[App and web page records]

++++++++

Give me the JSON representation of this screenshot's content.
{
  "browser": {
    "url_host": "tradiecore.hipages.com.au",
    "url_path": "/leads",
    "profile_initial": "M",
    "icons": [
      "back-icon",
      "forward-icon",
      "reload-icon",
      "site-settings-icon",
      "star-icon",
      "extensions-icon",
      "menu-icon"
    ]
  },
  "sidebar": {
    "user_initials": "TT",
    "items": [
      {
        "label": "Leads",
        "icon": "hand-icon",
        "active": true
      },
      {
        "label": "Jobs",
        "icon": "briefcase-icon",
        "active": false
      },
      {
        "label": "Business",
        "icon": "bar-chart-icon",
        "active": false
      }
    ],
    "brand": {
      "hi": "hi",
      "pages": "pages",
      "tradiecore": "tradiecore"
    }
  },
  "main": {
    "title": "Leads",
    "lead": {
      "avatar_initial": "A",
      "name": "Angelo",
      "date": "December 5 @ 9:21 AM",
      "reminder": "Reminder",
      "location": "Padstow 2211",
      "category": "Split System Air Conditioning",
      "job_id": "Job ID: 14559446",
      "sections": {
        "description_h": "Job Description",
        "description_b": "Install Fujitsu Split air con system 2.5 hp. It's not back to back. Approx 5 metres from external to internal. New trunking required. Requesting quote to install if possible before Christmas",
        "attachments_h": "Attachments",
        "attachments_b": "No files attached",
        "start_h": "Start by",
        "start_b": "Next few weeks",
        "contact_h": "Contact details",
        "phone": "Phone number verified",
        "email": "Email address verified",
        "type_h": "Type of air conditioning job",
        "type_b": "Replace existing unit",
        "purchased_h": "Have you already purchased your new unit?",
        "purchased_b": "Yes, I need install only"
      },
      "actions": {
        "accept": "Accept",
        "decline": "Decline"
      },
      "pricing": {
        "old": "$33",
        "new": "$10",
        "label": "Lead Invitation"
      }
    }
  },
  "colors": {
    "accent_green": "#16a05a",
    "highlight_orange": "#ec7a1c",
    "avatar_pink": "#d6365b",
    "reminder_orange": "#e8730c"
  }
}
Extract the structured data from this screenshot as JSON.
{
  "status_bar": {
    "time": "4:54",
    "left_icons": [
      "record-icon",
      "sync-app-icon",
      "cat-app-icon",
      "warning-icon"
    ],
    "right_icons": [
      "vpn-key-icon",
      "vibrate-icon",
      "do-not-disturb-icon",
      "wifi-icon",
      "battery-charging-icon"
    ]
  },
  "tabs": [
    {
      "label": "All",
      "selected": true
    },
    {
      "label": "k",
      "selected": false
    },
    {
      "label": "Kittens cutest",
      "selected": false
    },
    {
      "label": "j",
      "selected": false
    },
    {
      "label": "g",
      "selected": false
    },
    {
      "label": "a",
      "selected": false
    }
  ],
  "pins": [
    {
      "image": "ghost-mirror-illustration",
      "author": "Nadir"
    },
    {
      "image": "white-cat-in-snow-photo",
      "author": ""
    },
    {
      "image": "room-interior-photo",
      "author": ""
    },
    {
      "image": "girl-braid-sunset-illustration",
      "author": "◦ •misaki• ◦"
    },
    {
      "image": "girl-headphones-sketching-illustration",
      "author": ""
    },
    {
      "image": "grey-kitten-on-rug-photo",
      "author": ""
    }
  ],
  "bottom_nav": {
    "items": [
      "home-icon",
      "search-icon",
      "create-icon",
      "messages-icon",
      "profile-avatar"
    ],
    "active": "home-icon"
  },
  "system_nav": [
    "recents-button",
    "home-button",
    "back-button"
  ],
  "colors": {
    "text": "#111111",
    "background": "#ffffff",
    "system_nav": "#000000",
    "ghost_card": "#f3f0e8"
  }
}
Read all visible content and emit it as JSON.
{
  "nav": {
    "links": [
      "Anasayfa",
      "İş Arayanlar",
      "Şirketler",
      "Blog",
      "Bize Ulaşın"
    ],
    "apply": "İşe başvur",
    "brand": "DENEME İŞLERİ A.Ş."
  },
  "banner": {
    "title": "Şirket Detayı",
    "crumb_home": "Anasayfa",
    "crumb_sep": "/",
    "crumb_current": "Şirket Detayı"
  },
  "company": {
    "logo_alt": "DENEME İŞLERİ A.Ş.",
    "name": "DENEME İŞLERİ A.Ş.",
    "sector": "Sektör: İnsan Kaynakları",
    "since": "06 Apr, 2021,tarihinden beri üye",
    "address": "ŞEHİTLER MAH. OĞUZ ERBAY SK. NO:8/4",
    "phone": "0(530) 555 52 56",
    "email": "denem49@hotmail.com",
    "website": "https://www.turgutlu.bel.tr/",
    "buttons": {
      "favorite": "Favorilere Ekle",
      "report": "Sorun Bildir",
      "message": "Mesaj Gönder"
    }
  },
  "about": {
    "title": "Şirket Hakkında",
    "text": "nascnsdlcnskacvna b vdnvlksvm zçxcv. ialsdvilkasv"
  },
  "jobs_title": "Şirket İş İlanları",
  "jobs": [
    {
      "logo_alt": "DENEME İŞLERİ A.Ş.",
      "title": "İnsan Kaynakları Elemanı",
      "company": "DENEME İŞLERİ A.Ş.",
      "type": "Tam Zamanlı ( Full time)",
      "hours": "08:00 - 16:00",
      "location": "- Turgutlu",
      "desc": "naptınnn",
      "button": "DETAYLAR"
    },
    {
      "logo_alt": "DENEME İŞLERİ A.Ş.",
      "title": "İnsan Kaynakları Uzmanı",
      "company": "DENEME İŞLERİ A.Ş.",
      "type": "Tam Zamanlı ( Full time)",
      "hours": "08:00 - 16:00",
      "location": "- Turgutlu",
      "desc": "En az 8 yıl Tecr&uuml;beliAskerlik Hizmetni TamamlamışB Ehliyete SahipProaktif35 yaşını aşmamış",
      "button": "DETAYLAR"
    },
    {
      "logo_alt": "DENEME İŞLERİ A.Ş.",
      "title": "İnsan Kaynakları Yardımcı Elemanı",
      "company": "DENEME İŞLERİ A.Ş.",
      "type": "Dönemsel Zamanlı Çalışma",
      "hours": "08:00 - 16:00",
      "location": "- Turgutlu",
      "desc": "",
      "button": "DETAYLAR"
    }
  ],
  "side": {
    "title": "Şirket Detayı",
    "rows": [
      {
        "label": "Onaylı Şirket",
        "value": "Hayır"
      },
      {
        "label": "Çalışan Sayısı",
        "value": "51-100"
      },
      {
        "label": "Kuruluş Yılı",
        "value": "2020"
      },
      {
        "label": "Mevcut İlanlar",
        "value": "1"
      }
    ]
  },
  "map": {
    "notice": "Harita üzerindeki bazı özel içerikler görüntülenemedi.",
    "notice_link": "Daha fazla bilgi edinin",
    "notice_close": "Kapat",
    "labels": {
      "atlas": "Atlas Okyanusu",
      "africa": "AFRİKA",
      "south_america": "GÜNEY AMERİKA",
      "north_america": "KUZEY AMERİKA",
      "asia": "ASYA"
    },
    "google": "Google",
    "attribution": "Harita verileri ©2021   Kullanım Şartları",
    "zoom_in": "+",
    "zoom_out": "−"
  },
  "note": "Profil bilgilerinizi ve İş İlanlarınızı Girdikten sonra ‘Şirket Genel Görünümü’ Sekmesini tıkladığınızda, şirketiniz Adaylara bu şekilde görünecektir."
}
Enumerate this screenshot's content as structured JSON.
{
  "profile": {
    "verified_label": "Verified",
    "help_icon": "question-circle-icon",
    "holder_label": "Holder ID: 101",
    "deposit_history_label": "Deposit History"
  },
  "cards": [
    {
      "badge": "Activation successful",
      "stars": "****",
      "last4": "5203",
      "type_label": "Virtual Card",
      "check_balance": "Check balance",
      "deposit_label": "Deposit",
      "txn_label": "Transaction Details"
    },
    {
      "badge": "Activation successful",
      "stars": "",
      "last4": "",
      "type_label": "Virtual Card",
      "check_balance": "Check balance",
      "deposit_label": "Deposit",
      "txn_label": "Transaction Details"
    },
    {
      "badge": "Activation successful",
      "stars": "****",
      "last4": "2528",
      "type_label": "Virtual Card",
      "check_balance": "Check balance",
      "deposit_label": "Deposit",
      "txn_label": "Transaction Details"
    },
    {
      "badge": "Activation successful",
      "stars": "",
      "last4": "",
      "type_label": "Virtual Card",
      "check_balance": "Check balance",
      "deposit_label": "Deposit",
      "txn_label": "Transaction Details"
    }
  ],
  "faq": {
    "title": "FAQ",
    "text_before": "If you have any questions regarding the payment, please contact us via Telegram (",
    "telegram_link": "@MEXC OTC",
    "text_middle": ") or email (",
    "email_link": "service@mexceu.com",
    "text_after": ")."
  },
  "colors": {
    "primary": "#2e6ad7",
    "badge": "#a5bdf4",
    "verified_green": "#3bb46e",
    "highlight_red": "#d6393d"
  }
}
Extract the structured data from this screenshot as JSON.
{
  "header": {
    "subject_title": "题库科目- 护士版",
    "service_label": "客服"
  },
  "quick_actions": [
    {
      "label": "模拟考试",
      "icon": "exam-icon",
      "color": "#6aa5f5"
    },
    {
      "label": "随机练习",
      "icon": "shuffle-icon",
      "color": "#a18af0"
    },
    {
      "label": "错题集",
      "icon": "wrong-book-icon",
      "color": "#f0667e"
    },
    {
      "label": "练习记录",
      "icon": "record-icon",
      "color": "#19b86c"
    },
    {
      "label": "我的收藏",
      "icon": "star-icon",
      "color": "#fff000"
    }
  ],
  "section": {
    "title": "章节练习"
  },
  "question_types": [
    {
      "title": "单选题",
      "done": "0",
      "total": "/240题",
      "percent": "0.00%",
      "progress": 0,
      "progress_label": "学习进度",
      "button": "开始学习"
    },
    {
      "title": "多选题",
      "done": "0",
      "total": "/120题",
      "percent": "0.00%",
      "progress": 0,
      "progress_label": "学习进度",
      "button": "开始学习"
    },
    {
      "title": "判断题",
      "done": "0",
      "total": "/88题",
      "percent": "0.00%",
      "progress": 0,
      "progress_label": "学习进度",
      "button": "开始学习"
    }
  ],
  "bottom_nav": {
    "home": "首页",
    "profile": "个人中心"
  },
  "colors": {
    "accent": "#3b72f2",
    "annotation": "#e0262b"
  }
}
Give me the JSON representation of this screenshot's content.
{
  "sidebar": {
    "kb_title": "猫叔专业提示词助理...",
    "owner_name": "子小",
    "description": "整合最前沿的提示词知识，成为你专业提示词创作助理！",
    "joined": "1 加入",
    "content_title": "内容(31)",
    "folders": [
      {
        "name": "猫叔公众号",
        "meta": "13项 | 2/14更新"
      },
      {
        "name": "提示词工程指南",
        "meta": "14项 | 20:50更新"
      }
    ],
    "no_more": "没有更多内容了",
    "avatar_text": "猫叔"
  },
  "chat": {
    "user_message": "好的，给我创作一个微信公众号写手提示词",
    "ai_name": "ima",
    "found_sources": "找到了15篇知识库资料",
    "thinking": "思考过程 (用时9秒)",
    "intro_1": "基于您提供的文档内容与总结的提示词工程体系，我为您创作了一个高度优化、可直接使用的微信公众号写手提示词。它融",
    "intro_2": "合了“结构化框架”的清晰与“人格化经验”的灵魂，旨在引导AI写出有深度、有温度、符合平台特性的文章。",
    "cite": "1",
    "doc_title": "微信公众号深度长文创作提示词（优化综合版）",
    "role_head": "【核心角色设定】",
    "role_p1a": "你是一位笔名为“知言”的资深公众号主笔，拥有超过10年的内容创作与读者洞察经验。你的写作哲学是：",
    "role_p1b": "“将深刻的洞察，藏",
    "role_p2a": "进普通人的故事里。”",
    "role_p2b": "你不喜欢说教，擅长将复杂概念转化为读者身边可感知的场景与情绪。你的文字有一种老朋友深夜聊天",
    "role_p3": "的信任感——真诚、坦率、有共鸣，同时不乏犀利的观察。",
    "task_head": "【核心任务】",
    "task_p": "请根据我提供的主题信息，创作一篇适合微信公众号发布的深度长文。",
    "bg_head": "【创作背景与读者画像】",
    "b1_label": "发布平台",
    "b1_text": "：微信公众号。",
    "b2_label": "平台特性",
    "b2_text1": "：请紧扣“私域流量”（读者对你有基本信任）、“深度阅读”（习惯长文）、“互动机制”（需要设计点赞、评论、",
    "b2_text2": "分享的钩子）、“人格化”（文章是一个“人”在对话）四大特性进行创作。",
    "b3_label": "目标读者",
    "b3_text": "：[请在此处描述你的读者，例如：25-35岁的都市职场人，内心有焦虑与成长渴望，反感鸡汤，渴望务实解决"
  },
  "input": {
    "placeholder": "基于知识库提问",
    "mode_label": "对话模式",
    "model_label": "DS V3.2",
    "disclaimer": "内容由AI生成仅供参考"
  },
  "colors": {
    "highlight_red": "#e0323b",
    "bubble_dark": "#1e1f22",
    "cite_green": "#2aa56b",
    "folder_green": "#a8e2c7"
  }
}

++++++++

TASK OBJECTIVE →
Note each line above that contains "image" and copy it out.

RESPONSE AREA →
      "image": "ghost-mirror-illustration",
      "image": "white-cat-in-snow-photo",
      "image": "room-interior-photo",
      "image": "girl-braid-sunset-illustration",
      "image": "girl-headphones-sketching-illustration",
      "image": "grey-kitten-on-rug-photo",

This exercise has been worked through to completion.